WHAT TO PRODUCE:
Restate the full listing precisely as written.

TASK MATERIAL:
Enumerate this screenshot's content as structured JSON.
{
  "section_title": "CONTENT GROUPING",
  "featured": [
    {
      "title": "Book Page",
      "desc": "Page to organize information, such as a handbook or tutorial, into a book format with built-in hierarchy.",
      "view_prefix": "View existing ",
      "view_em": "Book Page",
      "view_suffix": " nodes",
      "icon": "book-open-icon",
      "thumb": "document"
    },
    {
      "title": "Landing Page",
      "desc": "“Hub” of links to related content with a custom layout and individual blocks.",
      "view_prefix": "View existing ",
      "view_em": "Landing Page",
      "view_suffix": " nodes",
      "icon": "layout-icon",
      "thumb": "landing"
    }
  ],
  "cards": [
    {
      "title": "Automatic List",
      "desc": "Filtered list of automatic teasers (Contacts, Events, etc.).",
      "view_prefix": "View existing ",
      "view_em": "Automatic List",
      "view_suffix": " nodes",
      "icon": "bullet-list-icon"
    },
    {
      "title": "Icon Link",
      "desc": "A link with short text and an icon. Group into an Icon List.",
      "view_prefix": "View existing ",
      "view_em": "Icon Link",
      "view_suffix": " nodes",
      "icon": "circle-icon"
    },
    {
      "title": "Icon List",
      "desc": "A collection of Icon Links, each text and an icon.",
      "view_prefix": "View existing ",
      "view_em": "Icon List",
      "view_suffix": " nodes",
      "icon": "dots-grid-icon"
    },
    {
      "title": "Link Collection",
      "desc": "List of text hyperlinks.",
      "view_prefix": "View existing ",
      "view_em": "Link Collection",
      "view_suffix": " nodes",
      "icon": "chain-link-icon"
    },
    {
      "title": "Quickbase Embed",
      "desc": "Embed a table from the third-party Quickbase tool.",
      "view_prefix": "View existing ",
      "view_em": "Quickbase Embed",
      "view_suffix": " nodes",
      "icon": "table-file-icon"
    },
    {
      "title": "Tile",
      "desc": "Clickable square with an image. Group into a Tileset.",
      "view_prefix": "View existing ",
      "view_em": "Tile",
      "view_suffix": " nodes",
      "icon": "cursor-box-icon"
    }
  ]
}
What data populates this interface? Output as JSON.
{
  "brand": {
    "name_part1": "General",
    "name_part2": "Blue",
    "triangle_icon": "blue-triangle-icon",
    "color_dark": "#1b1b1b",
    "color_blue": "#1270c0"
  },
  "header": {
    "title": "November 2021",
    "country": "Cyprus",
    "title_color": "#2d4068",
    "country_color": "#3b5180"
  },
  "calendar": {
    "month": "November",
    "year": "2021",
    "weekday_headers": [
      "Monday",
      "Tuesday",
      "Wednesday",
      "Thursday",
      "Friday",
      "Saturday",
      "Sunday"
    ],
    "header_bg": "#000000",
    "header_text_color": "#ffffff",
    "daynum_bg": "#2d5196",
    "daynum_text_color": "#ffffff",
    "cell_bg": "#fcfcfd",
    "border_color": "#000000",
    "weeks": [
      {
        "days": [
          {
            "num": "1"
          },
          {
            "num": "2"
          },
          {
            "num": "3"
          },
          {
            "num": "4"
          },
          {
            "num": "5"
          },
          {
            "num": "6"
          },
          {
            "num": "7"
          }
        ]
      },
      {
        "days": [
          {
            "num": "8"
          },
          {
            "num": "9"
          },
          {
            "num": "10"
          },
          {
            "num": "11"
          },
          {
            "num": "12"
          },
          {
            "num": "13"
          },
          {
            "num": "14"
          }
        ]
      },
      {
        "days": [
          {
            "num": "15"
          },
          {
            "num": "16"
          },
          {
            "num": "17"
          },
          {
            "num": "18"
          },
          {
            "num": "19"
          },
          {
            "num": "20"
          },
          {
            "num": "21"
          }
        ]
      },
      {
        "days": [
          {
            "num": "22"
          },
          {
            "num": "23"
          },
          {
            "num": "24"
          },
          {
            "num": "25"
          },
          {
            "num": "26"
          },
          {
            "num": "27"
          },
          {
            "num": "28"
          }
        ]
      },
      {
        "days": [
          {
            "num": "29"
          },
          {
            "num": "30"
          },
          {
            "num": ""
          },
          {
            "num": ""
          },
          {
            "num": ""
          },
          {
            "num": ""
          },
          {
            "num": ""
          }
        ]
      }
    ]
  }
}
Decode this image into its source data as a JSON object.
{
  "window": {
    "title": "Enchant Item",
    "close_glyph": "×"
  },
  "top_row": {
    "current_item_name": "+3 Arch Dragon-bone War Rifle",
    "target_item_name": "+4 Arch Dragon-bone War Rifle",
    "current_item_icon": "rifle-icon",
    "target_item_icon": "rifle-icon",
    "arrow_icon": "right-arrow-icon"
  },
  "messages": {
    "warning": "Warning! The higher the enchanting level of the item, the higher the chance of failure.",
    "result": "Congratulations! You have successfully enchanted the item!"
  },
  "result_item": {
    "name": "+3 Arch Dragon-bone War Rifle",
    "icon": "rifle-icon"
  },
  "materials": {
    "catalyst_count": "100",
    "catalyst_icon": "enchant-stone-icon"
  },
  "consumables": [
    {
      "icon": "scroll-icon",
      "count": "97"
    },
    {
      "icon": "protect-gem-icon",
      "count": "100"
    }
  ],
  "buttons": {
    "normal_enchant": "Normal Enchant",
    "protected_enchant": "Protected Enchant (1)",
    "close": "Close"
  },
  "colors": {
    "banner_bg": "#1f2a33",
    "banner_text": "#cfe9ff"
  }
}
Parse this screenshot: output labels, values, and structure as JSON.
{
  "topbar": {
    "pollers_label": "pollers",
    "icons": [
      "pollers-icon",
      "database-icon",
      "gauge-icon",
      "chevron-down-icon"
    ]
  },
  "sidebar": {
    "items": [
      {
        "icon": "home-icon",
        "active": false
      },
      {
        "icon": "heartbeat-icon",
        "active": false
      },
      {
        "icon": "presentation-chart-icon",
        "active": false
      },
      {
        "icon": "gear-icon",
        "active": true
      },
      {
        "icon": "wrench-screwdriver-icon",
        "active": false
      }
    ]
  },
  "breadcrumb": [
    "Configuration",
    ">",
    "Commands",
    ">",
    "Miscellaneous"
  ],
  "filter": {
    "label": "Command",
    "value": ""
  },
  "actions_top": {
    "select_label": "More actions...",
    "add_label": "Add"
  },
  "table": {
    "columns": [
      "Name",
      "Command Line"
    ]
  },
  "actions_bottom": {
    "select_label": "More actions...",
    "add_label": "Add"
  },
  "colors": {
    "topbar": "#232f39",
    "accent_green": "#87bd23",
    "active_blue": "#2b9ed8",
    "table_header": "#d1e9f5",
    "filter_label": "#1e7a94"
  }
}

SOLUTION TO THIS PROBLEM:
Enumerate this screenshot's content as structured JSON.
{
  "section_title": "CONTENT GROUPING",
  "featured": [
    {
      "title": "Book Page",
      "desc": "Page to organize information, such as a handbook or tutorial, into a book format with built-in hierarchy.",
      "view_prefix": "View existing ",
      "view_em": "Book Page",
      "view_suffix": " nodes",
      "icon": "book-open-icon",
      "thumb": "document"
    },
    {
      "title": "Landing Page",
      "desc": "“Hub” of links to related content with a custom layout and individual blocks.",
      "view_prefix": "View existing ",
      "view_em": "Landing Page",
      "view_suffix": " nodes",
      "icon": "layout-icon",
      "thumb": "landing"
    }
  ],
  "cards": [
    {
      "title": "Automatic List",
      "desc": "Filtered list of automatic teasers (Contacts, Events, etc.).",
      "view_prefix": "View existing ",
      "view_em": "Automatic List",
      "view_suffix": " nodes",
      "icon": "bullet-list-icon"
    },
    {
      "title": "Icon Link",
      "desc": "A link with short text and an icon. Group into an Icon List.",
      "view_prefix": "View existing ",
      "view_em": "Icon Link",
      "view_suffix": " nodes",
      "icon": "circle-icon"
    },
    {
      "title": "Icon List",
      "desc": "A collection of Icon Links, each text and an icon.",
      "view_prefix": "View existing ",
      "view_em": "Icon List",
      "view_suffix": " nodes",
      "icon": "dots-grid-icon"
    },
    {
      "title": "Link Collection",
      "desc": "List of text hyperlinks.",
      "view_prefix": "View existing ",
      "view_em": "Link Collection",
      "view_suffix": " nodes",
      "icon": "chain-link-icon"
    },
    {
      "title": "Quickbase Embed",
      "desc": "Embed a table from the third-party Quickbase tool.",
      "view_prefix": "View existing ",
      "view_em": "Quickbase Embed",
      "view_suffix": " nodes",
      "icon": "table-file-icon"
    },
    {
      "title": "Tile",
      "desc": "Clickable square with an image. Group into a Tileset.",
      "view_prefix": "View existing ",
      "view_em": "Tile",
      "view_suffix": " nodes",
      "icon": "cursor-box-icon"
    }
  ]
}
What data populates this interface? Output as JSON.
{
  "brand": {
    "name_part1": "General",
    "name_part2": "Blue",
    "triangle_icon": "blue-triangle-icon",
    "color_dark": "#1b1b1b",
    "color_blue": "#1270c0"
  },
  "header": {
    "title": "November 2021",
    "country": "Cyprus",
    "title_color": "#2d4068",
    "country_color": "#3b5180"
  },
  "calendar": {
    "month": "November",
    "year": "2021",
    "weekday_headers": [
      "Monday",
      "Tuesday",
      "Wednesday",
      "Thursday",
      "Friday",
      "Saturday",
      "Sunday"
    ],
    "header_bg": "#000000",
    "header_text_color": "#ffffff",
    "daynum_bg": "#2d5196",
    "daynum_text_color": "#ffffff",
    "cell_bg": "#fcfcfd",
    "border_color": "#000000",
    "weeks": [
      {
        "days": [
          {
            "num": "1"
          },
          {
            "num": "2"
          },
          {
            "num": "3"
          },
          {
            "num": "4"
          },
          {
            "num": "5"
          },
          {
            "num": "6"
          },
          {
            "num": "7"
          }
        ]
      },
      {
        "days": [
          {
            "num": "8"
          },
          {
            "num": "9"
          },
          {
            "num": "10"
          },
          {
            "num": "11"
          },
          {
            "num": "12"
          },
          {
            "num": "13"
          },
          {
            "num": "14"
          }
        ]
      },
      {
        "days": [
          {
            "num": "15"
          },
          {
            "num": "16"
          },
          {
            "num": "17"
          },
          {
            "num": "18"
          },
          {
            "num": "19"
          },
          {
            "num": "20"
          },
          {
            "num": "21"
          }
        ]
      },
      {
        "days": [
          {
            "num": "22"
          },
          {
            "num": "23"
          },
          {
            "num": "24"
          },
          {
            "num": "25"
          },
          {
            "num": "26"
          },
          {
            "num": "27"
          },
          {
            "num": "28"
          }
        ]
      },
      {
        "days": [
          {
            "num": "29"
          },
          {
            "num": "30"
          },
          {
            "num": ""
          },
          {
            "num": ""
          },
          {
            "num": ""
          },
          {
            "num": ""
          },
          {
            "num": ""
          }
        ]
      }
    ]
  }
}
Decode this image into its source data as a JSON object.
{
  "window": {
    "title": "Enchant Item",
    "close_glyph": "×"
  },
  "top_row": {
    "current_item_name": "+3 Arch Dragon-bone War Rifle",
    "target_item_name": "+4 Arch Dragon-bone War Rifle",
    "current_item_icon": "rifle-icon",
    "target_item_icon": "rifle-icon",
    "arrow_icon": "right-arrow-icon"
  },
  "messages": {
    "warning": "Warning! The higher the enchanting level of the item, the higher the chance of failure.",
    "result": "Congratulations! You have successfully enchanted the item!"
  },
  "result_item": {
    "name": "+3 Arch Dragon-bone War Rifle",
    "icon": "rifle-icon"
  },
  "materials": {
    "catalyst_count": "100",
    "catalyst_icon": "enchant-stone-icon"
  },
  "consumables": [
    {
      "icon": "scroll-icon",
      "count": "97"
    },
    {
      "icon": "protect-gem-icon",
      "count": "100"
    }
  ],
  "buttons": {
    "normal_enchant": "Normal Enchant",
    "protected_enchant": "Protected Enchant (1)",
    "close": "Close"
  },
  "colors": {
    "banner_bg": "#1f2a33",
    "banner_text": "#cfe9ff"
  }
}
Parse this screenshot: output labels, values, and structure as JSON.
{
  "topbar": {
    "pollers_label": "pollers",
    "icons": [
      "pollers-icon",
      "database-icon",
      "gauge-icon",
      "chevron-down-icon"
    ]
  },
  "sidebar": {
    "items": [
      {
        "icon": "home-icon",
        "active": false
      },
      {
        "icon": "heartbeat-icon",
        "active": false
      },
      {
        "icon": "presentation-chart-icon",
        "active": false
      },
      {
        "icon": "gear-icon",
        "active": true
      },
      {
        "icon": "wrench-screwdriver-icon",
        "active": false
      }
    ]
  },
  "breadcrumb": [
    "Configuration",
    ">",
    "Commands",
    ">",
    "Miscellaneous"
  ],
  "filter": {
    "label": "Command",
    "value": ""
  },
  "actions_top": {
    "select_label": "More actions...",
    "add_label": "Add"
  },
  "table": {
    "columns": [
      "Name",
      "Command Line"
    ]
  },
  "actions_bottom": {
    "select_label": "More actions...",
    "add_label": "Add"
  },
  "colors": {
    "topbar": "#232f39",
    "accent_green": "#87bd23",
    "active_blue": "#2b9ed8",
    "table_header": "#d1e9f5",
    "filter_label": "#1e7a94"
  }
}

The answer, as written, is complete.